Don't sweat too hard, Czar Walters. There will still be a revenue trough once drug prohibition is repealed. Just think, won't it be wonderful?! You will have fewer enemies (at home and abroad). You won't have to worry about the D.A.R.E. program - doctors, family members and recovering addicts are better equipped than cops to give children accurate information about drugs. Your job will get easier. There will be no more cartellions to fight, less bloodshed. No more Kiki Camarenas. Your DEA officials will finally be able to focus resources on regulating production, reducing diversion, enforcing fees and taxes, and preventing distribution of drugs to minors. But if you can't even regulate the product, why incarcerate people for using it? After all, prohibition can't even keep illegal drugs out of the federal prisons. Even with all the security you provide, there will still be staff willing to make a quick buck on the side. It's the capitalist ethos in action. Oh yeah, Czar Walters, one more thing for the record. I don't get a check from George Soros (or Lewis, Sperling, Kampia and company)- and never will, so long as there are strings attached to the cash. Believe it or not, I have too much self-respect to let somebody else call my political shots.
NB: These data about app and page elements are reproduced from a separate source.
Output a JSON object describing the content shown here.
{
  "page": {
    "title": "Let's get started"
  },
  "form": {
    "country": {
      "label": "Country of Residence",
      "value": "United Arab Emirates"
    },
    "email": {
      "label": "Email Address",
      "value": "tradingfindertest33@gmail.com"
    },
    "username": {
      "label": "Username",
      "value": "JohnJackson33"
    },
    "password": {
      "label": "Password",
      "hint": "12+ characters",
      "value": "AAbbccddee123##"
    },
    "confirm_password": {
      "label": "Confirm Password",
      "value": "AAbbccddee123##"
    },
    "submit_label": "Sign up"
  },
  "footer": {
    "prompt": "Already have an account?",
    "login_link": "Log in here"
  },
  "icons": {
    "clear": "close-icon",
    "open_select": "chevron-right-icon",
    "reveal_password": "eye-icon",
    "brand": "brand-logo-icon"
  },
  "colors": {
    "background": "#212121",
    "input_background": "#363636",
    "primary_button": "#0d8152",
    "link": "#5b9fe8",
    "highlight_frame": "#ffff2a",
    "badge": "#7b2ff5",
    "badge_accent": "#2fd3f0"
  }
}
Oh well... At least I know Czar Walters has a sense of humor. Can't you tell by this joyful photo, folks? Gosh, it must feel great to be so moral(istic)!
"It took me a while to read JUNK because, on every page, I cried until I laughed and found reason after reason to do it again. This is word-smithing of high caliber in a language created by the New World Order and hi-jacked and homespun by Mr. Largen into a masterpiece of irony and wit. It ought to be required reading for every high school freshman." - Gatewood Galbraith, author, attorney, revolutionary, and independent candidate
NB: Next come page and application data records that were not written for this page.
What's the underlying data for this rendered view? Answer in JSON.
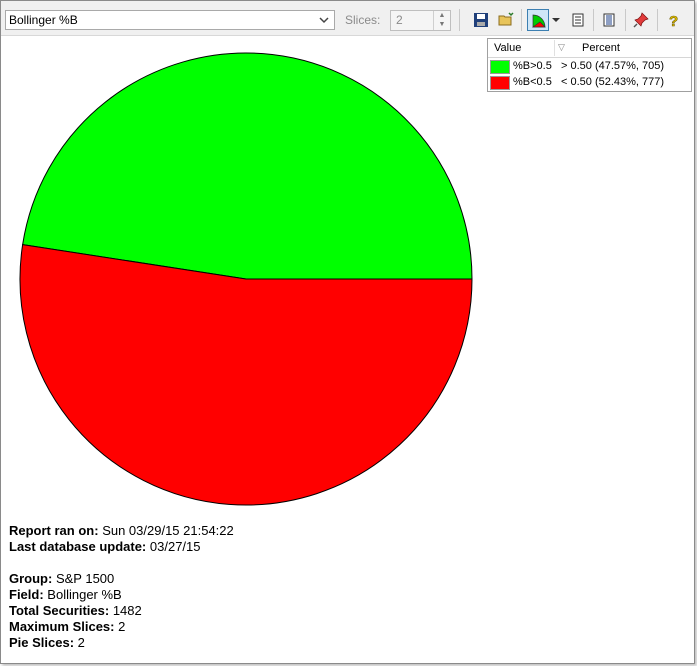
{
  "toolbar": {
    "field_select": "Bollinger %B",
    "slices_label": "Slices:",
    "slices_value": "2",
    "buttons": [
      "save-icon",
      "open-folder-icon",
      "pie-chart-icon",
      "dropdown-arrow-icon",
      "report-icon",
      "list-icon",
      "pin-icon",
      "help-icon"
    ]
  },
  "legend": {
    "col_value": "Value",
    "col_percent": "Percent",
    "rows": [
      {
        "color": "#00ff00",
        "name": "%B>0.5",
        "percent": "> 0.50 (47.57%, 705)"
      },
      {
        "color": "#ff0000",
        "name": "%B<0.5",
        "percent": "< 0.50 (52.43%, 777)"
      }
    ]
  },
  "chart_data": {
    "type": "pie",
    "labels": [
      "%B>0.5",
      "%B<0.5"
    ],
    "values": [
      47.57,
      52.43
    ],
    "counts": [
      705,
      777
    ],
    "colors": [
      "#00ff00",
      "#ff0000"
    ]
  },
  "info": {
    "report_ran_label": "Report ran on:",
    "report_ran_value": "Sun 03/29/15 21:54:22",
    "db_update_label": "Last database update:",
    "db_update_value": "03/27/15",
    "group_label": "Group:",
    "group_value": "S&P 1500",
    "field_label": "Field:",
    "field_value": "Bollinger %B",
    "total_label": "Total Securities:",
    "total_value": "1482",
    "max_slices_label": "Maximum Slices:",
    "max_slices_value": "2",
    "pie_slices_label": "Pie Slices:",
    "pie_slices_value": "2"
  }
}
Tuesday, November 01, 2005
By Mary Bergin The Capital Times
You likely have met the food police and -- Good God! -- may even be one of them. This is all about them, and you.
As the Halloween candy groveling begins, and sugar levels spike, it seems fitting to introduce the odd, entertaining and cloying presence of "Junk" by Christopher Largen ($17.95, ENC Press). It's a sugar high in words.
The author -- whose writing credits include the Village Voice, High Times and the Nashville Scene -- spins out a gluttonous assortment of short stories that all deal with attempts to control or eliminate our intake of junk food.
We read of junk food locker searches, junk food dealers, junk food urine tests and legislation to make the food pyramid a mandatory diet. Largen conjures up a new type of prohibition that turns chocolate pudding, Girl Scout cookies and Twinkie wrappers into contraband with extremely sobering consequences.